Every line in the data below that has the word "screenshot" should be returned.

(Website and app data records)
====================

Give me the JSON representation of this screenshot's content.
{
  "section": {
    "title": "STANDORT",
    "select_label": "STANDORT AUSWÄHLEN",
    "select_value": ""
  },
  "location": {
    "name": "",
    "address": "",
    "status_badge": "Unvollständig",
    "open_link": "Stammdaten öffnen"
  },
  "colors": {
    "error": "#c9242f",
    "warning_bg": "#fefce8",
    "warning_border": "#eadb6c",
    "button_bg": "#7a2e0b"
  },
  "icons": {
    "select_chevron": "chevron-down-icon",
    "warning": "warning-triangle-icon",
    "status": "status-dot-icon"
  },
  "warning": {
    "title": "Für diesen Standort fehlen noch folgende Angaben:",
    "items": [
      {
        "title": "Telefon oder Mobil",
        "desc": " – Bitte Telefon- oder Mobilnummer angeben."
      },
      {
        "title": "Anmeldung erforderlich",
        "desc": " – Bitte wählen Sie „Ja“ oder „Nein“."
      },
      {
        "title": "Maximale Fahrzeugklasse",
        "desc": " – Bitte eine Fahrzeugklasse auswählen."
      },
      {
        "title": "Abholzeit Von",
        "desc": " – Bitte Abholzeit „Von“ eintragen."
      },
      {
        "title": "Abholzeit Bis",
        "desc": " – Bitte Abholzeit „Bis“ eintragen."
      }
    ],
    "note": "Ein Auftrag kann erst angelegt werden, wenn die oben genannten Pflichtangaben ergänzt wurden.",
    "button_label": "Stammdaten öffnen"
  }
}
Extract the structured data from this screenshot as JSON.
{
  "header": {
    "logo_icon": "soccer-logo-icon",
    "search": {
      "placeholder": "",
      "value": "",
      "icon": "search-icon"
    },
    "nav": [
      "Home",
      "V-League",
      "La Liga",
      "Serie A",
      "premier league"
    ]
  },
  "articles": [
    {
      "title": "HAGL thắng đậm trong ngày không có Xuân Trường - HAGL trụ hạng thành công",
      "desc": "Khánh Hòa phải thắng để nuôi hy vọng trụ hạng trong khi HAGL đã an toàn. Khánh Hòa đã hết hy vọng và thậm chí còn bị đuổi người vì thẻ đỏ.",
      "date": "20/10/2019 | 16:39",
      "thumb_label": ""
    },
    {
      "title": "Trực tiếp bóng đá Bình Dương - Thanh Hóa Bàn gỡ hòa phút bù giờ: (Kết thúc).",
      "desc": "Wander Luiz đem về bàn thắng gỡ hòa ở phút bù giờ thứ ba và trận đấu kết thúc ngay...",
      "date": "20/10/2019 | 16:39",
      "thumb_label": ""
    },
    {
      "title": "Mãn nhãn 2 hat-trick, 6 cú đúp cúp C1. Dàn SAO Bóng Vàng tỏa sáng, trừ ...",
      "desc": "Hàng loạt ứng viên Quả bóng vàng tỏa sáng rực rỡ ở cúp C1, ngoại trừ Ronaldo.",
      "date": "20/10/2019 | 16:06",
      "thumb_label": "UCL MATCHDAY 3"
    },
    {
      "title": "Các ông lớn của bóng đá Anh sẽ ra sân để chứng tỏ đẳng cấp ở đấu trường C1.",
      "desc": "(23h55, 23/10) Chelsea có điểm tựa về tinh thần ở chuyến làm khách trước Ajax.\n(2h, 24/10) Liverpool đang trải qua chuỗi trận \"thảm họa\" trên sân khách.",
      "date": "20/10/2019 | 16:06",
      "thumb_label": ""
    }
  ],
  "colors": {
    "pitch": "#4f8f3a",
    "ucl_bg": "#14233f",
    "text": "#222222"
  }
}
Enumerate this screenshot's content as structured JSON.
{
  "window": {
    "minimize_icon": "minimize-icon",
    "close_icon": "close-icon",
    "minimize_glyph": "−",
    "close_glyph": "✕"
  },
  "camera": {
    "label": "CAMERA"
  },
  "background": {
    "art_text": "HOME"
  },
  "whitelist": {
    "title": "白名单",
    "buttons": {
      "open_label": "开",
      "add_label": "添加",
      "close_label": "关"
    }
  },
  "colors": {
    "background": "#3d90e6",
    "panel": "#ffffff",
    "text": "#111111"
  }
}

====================

→ ANSWER SPACE
Give me the JSON representation of this screenshot's content.
Extract the structured data from this screenshot as JSON.
Enumerate this screenshot's content as structured JSON.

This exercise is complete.